The sharing economy is a new way of living in which access is valued over ownership, experience is valued over material possessions, and "mine" becomes “ours” so everyone's needs are met without waste.

This new paradigm means that spaces and services become more temporary: they "pop-up" to meet a need or facilitate a community, and fade away or change forms when the need has been filled.

We've already explored ways that the coworking movement has capitalized on the pop-up concept to introduce mobile professionals to this new style of collaborative work.

Now, here are some tips for creating your own pop-up coworking space!

Location, Location, Permission – The best pop-up spaces are those located in heavily trafficked areas or permanent spots that are ideal for members of the mobile workforce.  

Past pop-up coworking spaces include museums, art galleries, parks, vacant store fronts, clothing stores, book stores, airports, conferences, farmers' markets, and even RVs. Just remember is that pop-up does not equal flash-mob.

Make sure you inform property owners of your desire to host a coworking gathering and get their express permission. Even if the space is public, like a park or city square, you probably still need permission to occupy it. Keep in mind that collaborating in this way is the first step toward building a permanent community!

Power/Internet/Furniture – Once you've got a space locked down, it's time to think about making it as comfortable as possible for those who participate. If you're working with a private space, ask the owner or landlord about using existing power supplies, internet, furniture and electronics.

If it's a vacant or outdoor space, you'll need to make sure power and Wifi is available. This can be achieved by pooling together personal hot spots, or asking a local internet provider to sponsor the event.

One you've got the necessary power and connectivity, think about visiting a local thrift store or browsing Craig's List for free tables and chairs. If you're confident in your core community, ask people to bring spare tables and chairs, or connect with a local business that might donate some furniture in exchange for a chance to increase awareness about their newest products.

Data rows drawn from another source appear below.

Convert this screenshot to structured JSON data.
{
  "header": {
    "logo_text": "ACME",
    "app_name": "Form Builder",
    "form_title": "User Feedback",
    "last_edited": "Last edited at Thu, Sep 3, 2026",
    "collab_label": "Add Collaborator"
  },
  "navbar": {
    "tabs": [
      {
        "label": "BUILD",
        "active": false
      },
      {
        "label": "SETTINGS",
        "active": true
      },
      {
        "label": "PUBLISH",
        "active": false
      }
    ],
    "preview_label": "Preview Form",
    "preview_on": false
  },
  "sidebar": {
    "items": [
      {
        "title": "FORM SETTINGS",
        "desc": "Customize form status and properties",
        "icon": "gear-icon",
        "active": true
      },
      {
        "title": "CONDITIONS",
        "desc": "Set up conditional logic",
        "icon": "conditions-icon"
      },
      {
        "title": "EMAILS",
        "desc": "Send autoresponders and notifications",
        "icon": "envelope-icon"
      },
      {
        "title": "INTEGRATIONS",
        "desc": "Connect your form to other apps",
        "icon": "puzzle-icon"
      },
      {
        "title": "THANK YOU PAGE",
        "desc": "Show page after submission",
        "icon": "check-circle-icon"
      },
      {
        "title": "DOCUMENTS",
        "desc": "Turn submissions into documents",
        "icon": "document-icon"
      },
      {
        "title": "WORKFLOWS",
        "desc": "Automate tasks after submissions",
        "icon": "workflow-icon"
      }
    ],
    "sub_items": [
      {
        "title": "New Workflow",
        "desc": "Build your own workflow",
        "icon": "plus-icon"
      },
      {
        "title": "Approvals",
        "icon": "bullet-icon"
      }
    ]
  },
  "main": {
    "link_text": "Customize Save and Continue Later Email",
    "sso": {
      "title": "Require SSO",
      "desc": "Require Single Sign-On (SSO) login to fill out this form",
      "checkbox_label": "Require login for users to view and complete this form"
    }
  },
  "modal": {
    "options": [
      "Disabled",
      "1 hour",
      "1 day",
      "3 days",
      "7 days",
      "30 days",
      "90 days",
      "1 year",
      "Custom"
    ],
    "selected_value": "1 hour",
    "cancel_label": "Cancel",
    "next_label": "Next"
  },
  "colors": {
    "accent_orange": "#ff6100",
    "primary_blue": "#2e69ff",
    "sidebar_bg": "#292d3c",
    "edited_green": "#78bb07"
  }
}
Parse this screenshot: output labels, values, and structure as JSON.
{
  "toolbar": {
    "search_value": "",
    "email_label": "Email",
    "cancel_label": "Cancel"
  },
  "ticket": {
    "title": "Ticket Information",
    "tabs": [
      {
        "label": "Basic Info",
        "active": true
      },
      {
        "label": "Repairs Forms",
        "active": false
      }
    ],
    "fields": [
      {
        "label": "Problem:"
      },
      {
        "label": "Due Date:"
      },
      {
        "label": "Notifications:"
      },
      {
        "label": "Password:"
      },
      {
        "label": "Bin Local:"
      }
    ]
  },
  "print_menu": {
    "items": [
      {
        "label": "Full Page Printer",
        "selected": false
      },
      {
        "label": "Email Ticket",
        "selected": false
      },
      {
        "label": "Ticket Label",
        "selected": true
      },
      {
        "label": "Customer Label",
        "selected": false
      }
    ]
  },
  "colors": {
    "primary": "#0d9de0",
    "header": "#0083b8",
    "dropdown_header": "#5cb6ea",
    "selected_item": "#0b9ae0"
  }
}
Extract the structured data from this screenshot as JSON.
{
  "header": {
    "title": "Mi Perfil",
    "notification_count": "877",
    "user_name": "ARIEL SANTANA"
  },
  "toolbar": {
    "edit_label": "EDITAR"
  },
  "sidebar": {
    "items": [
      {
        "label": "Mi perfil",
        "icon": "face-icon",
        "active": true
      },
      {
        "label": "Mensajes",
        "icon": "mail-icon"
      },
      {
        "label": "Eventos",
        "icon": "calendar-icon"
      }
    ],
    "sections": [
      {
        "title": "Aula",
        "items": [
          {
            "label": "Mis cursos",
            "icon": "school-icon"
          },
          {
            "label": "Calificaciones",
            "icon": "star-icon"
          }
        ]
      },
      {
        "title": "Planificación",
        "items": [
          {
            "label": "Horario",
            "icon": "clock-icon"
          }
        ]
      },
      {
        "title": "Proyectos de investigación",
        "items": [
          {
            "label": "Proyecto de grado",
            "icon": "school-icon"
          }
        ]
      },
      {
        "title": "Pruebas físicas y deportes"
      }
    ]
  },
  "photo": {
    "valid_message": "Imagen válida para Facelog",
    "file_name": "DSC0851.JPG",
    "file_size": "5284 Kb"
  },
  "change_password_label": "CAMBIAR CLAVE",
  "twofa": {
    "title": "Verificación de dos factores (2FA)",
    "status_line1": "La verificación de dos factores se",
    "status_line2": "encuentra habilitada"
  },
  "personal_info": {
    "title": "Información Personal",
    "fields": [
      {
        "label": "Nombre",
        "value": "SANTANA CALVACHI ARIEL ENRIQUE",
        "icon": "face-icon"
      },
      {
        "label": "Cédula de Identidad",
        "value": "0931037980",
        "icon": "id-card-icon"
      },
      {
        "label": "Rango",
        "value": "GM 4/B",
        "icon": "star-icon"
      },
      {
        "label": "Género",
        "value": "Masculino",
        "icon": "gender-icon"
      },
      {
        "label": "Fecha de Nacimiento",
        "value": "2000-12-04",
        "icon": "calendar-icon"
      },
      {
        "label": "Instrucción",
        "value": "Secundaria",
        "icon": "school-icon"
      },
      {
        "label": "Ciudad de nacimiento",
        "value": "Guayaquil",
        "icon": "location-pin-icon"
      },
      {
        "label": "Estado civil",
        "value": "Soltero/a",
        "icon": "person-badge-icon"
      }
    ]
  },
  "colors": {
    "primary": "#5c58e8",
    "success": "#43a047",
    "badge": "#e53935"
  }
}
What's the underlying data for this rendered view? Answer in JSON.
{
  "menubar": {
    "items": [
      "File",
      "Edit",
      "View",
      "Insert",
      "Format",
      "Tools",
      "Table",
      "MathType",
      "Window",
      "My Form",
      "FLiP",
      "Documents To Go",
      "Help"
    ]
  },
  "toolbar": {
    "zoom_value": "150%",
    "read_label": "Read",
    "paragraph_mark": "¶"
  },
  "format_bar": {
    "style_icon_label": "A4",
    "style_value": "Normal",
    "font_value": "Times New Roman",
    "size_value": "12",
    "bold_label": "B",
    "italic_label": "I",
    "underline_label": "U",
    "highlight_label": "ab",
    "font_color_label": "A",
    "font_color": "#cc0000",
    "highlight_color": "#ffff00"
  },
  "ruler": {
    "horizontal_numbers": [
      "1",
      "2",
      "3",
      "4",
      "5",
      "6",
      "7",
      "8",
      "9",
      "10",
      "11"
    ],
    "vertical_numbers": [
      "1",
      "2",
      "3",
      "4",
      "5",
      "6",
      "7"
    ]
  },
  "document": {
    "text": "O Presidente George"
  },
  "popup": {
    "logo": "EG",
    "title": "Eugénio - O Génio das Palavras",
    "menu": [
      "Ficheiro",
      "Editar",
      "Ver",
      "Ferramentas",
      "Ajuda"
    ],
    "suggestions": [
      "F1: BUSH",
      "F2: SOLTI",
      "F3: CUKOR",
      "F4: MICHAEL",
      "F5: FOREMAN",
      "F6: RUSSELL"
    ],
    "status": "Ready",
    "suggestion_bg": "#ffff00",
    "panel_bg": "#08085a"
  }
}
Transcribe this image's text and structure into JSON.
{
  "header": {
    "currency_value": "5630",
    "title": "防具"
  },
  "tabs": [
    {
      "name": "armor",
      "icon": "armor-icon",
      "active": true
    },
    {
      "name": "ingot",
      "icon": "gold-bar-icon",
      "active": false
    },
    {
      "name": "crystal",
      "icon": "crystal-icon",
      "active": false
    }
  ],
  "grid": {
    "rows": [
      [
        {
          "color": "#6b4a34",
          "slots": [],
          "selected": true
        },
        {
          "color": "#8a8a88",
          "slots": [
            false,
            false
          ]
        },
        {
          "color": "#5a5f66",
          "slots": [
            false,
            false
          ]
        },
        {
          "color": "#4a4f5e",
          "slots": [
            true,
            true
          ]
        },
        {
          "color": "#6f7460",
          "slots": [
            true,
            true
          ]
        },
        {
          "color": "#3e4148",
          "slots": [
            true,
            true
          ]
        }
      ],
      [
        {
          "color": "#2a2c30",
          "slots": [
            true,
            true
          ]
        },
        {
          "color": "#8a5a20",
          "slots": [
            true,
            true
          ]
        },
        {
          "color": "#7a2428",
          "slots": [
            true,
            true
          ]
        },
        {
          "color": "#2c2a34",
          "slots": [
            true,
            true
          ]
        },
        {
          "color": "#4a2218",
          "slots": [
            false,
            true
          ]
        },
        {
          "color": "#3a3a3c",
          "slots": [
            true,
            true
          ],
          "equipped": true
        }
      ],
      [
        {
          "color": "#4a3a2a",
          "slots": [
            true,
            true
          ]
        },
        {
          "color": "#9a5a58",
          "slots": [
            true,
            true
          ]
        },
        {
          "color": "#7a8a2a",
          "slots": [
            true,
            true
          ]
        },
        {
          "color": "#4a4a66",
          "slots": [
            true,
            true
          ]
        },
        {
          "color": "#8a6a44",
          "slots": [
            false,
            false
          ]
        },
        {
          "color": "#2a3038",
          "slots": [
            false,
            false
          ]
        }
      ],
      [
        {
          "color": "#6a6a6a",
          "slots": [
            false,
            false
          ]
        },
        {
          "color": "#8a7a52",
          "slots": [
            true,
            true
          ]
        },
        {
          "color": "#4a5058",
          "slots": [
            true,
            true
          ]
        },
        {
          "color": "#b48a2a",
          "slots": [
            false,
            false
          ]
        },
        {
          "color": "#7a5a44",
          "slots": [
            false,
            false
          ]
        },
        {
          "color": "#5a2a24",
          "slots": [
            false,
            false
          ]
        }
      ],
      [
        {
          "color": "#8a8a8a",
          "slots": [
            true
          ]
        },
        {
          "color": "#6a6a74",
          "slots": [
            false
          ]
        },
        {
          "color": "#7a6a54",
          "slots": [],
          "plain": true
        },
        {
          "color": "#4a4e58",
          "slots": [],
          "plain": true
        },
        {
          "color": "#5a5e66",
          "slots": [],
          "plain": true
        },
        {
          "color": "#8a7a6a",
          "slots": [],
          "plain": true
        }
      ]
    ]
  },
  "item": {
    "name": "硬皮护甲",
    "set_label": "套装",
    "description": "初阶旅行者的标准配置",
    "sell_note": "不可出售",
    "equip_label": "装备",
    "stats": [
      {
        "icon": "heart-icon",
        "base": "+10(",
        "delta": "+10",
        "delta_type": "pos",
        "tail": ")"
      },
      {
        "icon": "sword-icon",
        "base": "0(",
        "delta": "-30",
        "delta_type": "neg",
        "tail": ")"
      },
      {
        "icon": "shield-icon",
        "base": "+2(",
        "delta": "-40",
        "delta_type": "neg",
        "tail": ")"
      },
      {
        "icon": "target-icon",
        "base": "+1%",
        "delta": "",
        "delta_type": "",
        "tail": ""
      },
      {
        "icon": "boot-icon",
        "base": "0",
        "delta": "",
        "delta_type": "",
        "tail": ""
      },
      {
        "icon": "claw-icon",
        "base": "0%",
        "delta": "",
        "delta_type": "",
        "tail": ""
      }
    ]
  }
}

Handle The Hype – OK, now you've got the space and something to sit on… It's time to focus on getting people interested! Pop-up stores are wildly successful because they represent a chance to interact with something brand new or exclusive. There are lots of ways to build hype about your pop-up coworking space, especially through social media.

  • Share tiny clues about the location each day leading up until the opening.
  • Make it an invite-only event.
  • Make it exclusive for freelancers for one or two industries.
  • Promise the presence of local celebrities.
  • Inform the press.
  • Offer coffee, beer, food or the chance to win something.
  • Emphasize the chance to meet, network, and collaborate with other local freelancers and small business owners.

What if your community already has coworking? 

Pop-up coworking is a versitile event . It can be used to generate awareness in a community that lacks a coworking space, or to demonstrate the casual nature of coworking in a community that already has one or more spaces. Some have used  a pop-up event to gague community interest in coworking before making plans to open a more permanent space, or as an overflow option when the current space is full.

How long should it last?

The beauty of pop-up spaces is that they don't have to last forever, and you shouldn't force them to become permanent. Best practices say that anything from a weekend to 2 weeks is plenty of time at a single location. Remember, the whole point is to leave them wanting more! If you're planning to pop-up again in a new location, make sure attendees know to watch for more clues about where and when it will be.

What if the pop-up coworking space is a big success?

If lots of people show up for your pop-up event and you get the feeling that they don't want it to go away, think about moving into the more structured but still-casual Jelly format.

Related Reading:

  • Grubly: The Network of Pop-Up Restaurants
  • New York Subway Pop-Up Bistro [Video] 
Beth Buczynski


Beth Buczynski

Beth is a freelance writer and editor living in beautiful Colorado. She loves sharing so much, she wrote a book about it. "Sharing Is Good" is a practical guide

Things I share: Transportation (I love my bike!) Office space (yay coworking!) Money (Credit Unions do it better!)